Advertisement

4 thoughts on “Rails7 connection.select_all is stricter about it’s arguments in backwards incompat way: TypeError: Can’t Cast Array

  1. Ooh, I wasn’t aware of `connection.select_all`. I’ve been using `connection.find_by_sql` in Panlexicon, which I recently updated to Rails 6.1 (not yet 7 so maybe those bind params will bite me; I’ve been using named params): https://github.com/bensheldon/panlexicon-rails/blob/24c9a74b4a59f4c6db35c60a492e8f514f17ce8e/app/models/search.rb#L83

    I learned the same lesson about bind params with GoodJob when I added support for Rails 7: https://github.com/bensheldon/good_job/pull/461

    I also don’t feel confident in the approach myself, but I appreciate you posting about it because we independently arrived at the same usage of binds.

  2. Thanks for feedback and info and links to your code!

    Looks like arguments and return value in exec_query in your example is almost exactly the same as select_all in mine — down to the change in `binds` param needed for Rails 7. I really don’t know what the difference between select_all and exec_query is! I notice your `find_by_sql` example isn’t `connection.find_by_sql`, it’s `Model.find_by_sql` — and I think returns Model objects? That seems a bit “higher level” and nice where it does what you need — as it doesn’t use that weird `binds` argument of the same form as exec_query and select_all, I don’t believe it will be subject to this backwards incompat that we both saw in select_all/exec_query

  3. Interesting! Digging into the implementation, it looks like `select_all` allows conversion of Arel to SQL, and then calls `select` (which directly delegates to `exec_query`). Calling `exec_query` directly requires SQL. Odd!

Leave a Reply

Fill in your details below or click an icon to log in:

WordPress.com Logo

You are commenting using your WordPress.com account. Log Out /  Change )

Twitter picture

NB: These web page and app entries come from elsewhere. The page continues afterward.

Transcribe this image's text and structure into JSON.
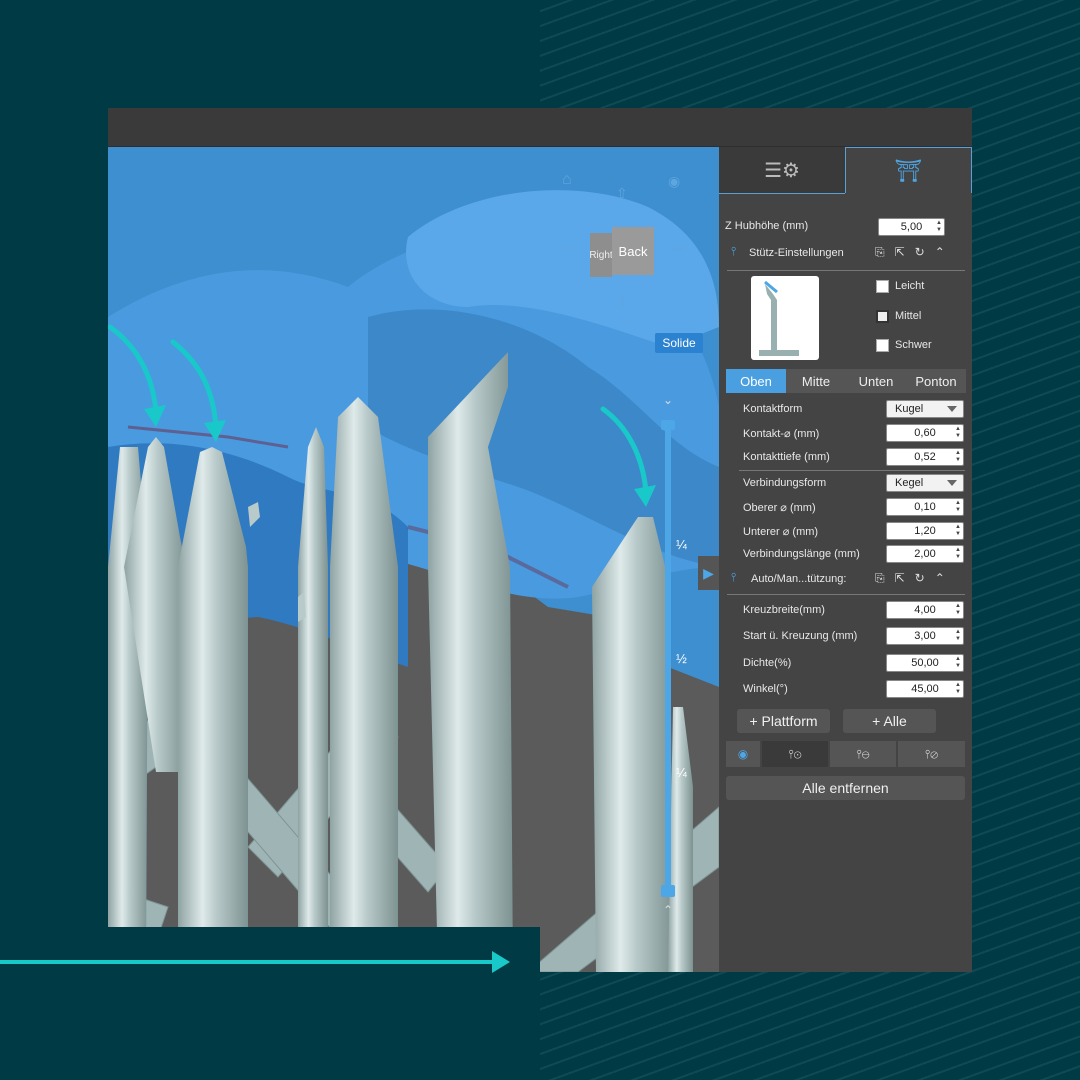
{
  "viewcube": {
    "face_right": "Right",
    "face_back": "Back"
  },
  "render_mode": "Solide",
  "slider_ticks": [
    "¼",
    "½",
    "¼"
  ],
  "panel": {
    "z_lift_label": "Z Hubhöhe (mm)",
    "z_lift_value": "5,00",
    "support_settings_title": "Stütz-Einstellungen",
    "density_options": [
      {
        "label": "Leicht",
        "checked": false
      },
      {
        "label": "Mittel",
        "checked": true
      },
      {
        "label": "Schwer",
        "checked": false
      }
    ],
    "segments": [
      "Oben",
      "Mitte",
      "Unten",
      "Ponton"
    ],
    "active_segment": "Oben",
    "top": {
      "contact_shape_label": "Kontaktform",
      "contact_shape_value": "Kugel",
      "contact_diameter_label": "Kontakt-⌀ (mm)",
      "contact_diameter_value": "0,60",
      "contact_depth_label": "Kontakttiefe (mm)",
      "contact_depth_value": "0,52",
      "connection_shape_label": "Verbindungsform",
      "connection_shape_value": "Kegel",
      "upper_diameter_label": "Oberer ⌀ (mm)",
      "upper_diameter_value": "0,10",
      "lower_diameter_label": "Unterer ⌀ (mm)",
      "lower_diameter_value": "1,20",
      "connection_length_label": "Verbindungslänge (mm)",
      "connection_length_value": "2,00"
    },
    "auto_title": "Auto/Man...tützung:",
    "auto": {
      "cross_width_label": "Kreuzbreite(mm)",
      "cross_width_value": "4,00",
      "cross_start_label": "Start ü. Kreuzung (mm)",
      "cross_start_value": "3,00",
      "density_label": "Dichte(%)",
      "density_value": "50,00",
      "angle_label": "Winkel(°)",
      "angle_value": "45,00"
    },
    "btn_platform": "+ Plattform",
    "btn_all": "+ Alle",
    "btn_remove_all": "Alle entfernen"
  },
  "colors": {
    "accent": "#4a9fe0",
    "teal_arrow": "#19c8c8",
    "model_blue": "#3d8fd0",
    "support_grey": "#a9bfbf"
  }
}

You are commenting using your Twitter account. Log Out /  Change )

Facebook photo

You are commenting using your Facebook account. Log Out /  Change )

Connecting to %s